As part of my ‘mask’ background research, I’ve been reading about facial expressions and how we express and recognise emotion. This included The Face by Brian Bates, the book of a BBC documentary from a few years back, The Artist’s Complete Guide to Facial Expression by Gary Faigin, and several articles quoting Paul Ekeman, the psychologist who also discovered micro expressions and is an expert on lying. One much discussed idea is that there is a a set of innate expressions of emotion that are universally recognisable across all human cultures.
I could discuss some of the theories around the evolution of emotional communication starting with Darwin’s clever insights, but for now, to summarise wildly . . . while 10,000 different expressions of emotions have been allegedly been identified, there are just a few that are unambiguously recongnisable by different people in different cultures as meaning the same thing. These seven (Fagin argues six) universally recognised emotional expressions are said to be anger, contempt, disgust, fear, happiness, sadness and surprise.

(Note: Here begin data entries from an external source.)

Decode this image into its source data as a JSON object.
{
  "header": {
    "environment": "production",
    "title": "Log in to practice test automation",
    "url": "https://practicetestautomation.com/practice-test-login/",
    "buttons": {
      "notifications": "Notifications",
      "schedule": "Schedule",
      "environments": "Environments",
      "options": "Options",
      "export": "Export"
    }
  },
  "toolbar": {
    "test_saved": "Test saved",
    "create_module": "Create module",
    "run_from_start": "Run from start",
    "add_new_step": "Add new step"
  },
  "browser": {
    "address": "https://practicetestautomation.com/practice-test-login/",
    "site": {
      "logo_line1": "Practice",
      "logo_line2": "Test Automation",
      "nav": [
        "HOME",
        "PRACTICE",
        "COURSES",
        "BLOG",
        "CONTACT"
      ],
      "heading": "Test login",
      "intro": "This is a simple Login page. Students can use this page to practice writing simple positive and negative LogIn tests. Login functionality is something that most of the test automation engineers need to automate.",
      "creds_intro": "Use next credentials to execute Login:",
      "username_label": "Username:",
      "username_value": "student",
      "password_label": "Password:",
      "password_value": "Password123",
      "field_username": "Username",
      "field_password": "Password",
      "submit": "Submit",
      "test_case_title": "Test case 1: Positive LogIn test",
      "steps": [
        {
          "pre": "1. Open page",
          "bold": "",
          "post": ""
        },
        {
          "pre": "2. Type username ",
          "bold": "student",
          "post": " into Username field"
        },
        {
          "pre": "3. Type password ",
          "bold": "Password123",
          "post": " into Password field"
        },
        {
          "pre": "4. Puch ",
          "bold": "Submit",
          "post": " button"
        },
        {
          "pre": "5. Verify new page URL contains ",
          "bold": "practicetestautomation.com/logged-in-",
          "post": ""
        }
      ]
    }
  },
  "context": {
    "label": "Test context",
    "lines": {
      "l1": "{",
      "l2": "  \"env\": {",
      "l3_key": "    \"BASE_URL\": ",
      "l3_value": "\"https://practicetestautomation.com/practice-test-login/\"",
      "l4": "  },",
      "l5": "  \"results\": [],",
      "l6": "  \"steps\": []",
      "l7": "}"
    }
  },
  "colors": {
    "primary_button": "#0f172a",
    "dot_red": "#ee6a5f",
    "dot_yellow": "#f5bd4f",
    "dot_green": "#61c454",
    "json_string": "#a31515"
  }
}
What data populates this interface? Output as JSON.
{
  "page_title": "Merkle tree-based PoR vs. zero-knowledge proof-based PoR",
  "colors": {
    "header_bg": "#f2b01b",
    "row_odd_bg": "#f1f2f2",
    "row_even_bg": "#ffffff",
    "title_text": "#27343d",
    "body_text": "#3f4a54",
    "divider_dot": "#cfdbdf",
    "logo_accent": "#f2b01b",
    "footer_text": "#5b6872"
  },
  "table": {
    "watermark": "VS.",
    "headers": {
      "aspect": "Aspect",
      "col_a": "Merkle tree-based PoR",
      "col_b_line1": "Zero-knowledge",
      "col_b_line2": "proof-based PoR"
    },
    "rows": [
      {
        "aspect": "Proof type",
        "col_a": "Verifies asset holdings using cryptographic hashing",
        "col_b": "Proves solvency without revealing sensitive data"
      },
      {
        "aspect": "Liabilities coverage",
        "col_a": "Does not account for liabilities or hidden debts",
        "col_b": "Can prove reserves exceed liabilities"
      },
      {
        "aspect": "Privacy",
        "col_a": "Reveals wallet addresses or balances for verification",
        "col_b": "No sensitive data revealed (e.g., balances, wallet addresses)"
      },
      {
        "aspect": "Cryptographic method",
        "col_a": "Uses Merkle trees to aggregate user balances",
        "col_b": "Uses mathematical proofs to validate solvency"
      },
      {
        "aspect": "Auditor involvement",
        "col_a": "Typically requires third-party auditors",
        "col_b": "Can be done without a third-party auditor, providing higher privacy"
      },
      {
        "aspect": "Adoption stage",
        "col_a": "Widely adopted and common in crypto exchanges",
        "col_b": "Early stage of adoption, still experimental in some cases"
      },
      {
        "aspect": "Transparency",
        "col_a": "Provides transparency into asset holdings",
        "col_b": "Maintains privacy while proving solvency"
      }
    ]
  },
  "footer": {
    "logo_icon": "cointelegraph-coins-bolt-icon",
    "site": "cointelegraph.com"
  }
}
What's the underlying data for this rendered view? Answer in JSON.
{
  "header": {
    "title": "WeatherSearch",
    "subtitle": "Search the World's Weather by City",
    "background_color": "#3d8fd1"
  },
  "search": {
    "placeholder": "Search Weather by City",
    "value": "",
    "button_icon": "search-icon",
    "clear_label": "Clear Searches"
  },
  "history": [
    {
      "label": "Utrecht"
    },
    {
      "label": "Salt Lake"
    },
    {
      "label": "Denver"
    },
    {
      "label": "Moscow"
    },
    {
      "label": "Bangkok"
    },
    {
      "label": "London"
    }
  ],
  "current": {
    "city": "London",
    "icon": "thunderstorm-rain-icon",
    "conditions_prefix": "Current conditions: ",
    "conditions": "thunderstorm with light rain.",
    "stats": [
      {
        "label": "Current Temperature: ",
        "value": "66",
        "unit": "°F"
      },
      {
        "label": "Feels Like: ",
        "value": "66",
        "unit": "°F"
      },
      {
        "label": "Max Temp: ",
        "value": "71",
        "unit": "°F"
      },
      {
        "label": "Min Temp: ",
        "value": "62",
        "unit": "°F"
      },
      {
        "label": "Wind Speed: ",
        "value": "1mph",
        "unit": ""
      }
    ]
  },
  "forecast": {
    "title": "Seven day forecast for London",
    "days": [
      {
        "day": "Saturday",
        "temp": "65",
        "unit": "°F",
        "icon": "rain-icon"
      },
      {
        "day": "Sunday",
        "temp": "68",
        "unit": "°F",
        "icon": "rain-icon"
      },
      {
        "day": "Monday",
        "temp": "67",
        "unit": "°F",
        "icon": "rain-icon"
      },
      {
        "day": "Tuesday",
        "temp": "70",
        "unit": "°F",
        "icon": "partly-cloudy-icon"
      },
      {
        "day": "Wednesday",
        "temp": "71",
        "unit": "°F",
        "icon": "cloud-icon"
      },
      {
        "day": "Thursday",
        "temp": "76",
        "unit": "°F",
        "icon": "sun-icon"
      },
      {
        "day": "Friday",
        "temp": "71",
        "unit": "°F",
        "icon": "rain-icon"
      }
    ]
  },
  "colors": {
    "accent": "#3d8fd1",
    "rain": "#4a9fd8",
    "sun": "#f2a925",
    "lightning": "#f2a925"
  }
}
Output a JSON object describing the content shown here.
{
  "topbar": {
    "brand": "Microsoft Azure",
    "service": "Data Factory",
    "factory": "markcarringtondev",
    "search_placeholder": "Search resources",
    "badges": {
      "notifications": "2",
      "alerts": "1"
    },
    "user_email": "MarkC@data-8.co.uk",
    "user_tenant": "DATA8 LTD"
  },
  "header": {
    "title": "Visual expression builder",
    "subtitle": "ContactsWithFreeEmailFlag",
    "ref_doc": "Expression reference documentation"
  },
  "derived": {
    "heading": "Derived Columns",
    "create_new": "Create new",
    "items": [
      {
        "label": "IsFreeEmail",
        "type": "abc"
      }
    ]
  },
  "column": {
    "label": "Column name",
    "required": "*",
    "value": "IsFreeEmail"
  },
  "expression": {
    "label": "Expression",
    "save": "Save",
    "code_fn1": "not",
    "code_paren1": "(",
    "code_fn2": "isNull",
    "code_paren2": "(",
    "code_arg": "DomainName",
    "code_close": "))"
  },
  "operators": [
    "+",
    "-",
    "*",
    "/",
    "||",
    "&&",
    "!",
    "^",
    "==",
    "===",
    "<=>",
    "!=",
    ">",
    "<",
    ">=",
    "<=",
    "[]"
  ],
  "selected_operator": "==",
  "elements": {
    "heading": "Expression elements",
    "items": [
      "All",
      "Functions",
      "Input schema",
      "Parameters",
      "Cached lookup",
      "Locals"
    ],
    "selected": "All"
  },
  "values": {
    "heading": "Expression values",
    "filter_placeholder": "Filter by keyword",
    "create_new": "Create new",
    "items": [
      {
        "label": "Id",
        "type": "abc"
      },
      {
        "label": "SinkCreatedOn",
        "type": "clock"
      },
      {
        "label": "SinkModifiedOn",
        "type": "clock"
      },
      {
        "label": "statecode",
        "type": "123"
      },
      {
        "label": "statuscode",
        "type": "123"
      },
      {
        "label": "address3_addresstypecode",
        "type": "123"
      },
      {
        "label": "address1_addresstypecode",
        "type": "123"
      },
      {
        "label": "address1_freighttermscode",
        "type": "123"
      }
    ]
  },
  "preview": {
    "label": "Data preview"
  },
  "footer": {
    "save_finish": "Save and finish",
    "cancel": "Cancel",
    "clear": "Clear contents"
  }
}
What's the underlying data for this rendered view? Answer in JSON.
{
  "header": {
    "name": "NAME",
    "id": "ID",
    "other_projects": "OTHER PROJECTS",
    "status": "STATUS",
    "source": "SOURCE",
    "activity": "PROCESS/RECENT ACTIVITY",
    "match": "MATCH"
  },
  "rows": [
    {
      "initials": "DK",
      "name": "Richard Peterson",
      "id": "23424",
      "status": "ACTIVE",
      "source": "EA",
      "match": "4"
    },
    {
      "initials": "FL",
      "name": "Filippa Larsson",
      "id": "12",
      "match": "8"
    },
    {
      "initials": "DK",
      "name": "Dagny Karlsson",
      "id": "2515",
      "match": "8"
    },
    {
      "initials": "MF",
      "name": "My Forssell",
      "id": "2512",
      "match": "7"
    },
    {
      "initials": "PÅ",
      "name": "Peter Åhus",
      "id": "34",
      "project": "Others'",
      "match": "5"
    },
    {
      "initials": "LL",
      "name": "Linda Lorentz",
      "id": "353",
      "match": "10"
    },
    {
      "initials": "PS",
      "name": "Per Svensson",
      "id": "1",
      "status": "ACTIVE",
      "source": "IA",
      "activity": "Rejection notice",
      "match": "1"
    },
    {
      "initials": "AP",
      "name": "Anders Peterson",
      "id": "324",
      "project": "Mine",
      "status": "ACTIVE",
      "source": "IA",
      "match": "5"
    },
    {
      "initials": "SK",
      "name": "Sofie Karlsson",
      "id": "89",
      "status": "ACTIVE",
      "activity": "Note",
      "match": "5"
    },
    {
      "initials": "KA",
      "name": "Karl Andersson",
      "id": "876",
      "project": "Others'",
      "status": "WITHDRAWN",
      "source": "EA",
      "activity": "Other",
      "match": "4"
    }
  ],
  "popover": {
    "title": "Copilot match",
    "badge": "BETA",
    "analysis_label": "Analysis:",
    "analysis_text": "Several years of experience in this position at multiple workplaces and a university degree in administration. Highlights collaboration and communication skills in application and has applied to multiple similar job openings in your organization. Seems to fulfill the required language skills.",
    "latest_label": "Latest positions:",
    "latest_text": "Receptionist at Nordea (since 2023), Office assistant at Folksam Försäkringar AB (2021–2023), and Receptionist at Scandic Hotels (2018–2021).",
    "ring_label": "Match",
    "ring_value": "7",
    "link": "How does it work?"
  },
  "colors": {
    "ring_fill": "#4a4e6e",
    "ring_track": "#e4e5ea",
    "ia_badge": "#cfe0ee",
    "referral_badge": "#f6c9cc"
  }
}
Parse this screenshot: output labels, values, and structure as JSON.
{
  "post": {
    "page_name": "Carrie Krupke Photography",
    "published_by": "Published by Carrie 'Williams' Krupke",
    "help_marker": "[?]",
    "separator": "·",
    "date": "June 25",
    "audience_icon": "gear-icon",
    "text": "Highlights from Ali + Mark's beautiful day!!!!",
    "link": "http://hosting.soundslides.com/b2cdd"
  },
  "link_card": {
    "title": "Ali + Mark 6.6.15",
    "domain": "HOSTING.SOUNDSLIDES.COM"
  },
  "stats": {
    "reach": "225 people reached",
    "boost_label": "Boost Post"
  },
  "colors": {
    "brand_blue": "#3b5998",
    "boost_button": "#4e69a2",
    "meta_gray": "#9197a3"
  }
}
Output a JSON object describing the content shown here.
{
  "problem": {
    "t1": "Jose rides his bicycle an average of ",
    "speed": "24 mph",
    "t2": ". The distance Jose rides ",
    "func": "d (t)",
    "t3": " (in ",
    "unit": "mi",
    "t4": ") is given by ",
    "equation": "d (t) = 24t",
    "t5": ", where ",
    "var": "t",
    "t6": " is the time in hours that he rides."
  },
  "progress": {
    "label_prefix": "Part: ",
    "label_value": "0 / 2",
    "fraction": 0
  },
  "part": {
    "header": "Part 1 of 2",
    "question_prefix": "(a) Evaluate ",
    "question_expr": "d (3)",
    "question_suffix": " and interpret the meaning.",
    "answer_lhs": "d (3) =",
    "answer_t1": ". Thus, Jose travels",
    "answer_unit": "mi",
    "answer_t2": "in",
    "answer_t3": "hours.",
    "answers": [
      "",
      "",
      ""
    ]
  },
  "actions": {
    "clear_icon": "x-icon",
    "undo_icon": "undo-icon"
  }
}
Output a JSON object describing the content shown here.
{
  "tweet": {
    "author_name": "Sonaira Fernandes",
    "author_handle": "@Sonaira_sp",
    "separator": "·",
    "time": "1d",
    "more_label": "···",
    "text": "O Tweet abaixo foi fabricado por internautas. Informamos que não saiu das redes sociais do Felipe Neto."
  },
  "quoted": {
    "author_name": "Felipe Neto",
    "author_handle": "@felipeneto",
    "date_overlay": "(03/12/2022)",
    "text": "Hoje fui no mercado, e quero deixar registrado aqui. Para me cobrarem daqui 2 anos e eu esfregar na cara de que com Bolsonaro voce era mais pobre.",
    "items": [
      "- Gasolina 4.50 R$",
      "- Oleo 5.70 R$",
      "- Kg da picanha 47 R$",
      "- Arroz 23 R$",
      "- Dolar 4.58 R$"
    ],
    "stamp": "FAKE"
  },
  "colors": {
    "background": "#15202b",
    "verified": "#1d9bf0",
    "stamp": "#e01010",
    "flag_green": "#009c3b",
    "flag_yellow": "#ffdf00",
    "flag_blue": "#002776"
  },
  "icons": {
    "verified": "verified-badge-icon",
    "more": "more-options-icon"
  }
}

Annnyway, I thought as an exercise I’d try illustrating each of these universal emotions at various ages, the essential human masks. I’ve started with the disputed universal emotion, contempt, the characteristics of which include a lopsided raising of the mouth, a turning up of the nose. Fagin says that that this is just a variation on disgust, but Paul Ekeman argues for its recognisably distinct characteristics, including that it is the only asymmetrical emotion. Contempt seen as a micro expression on the face of a husband or wife is apparently a better predictor of future divorce than anything else.
On the actual making: despite having Adobe Illustrator installed at home, I’ve never done much with it. The learning curve seemed steep, and working with the sharp lines of vectors unappealing compared with the endless possibilities of brushing images into existence pixel by pixel in Photoshop. However, after playing with Illustrator last week on a course, I’ve changed my mind . . . flattening information into smooth simple shapes can be interesting too.
These little sketches were done using the pencil tool on a graphics tablet, creating filled shapes in layers. The reference images were from the Flickr commons – thanks to people for making their images available.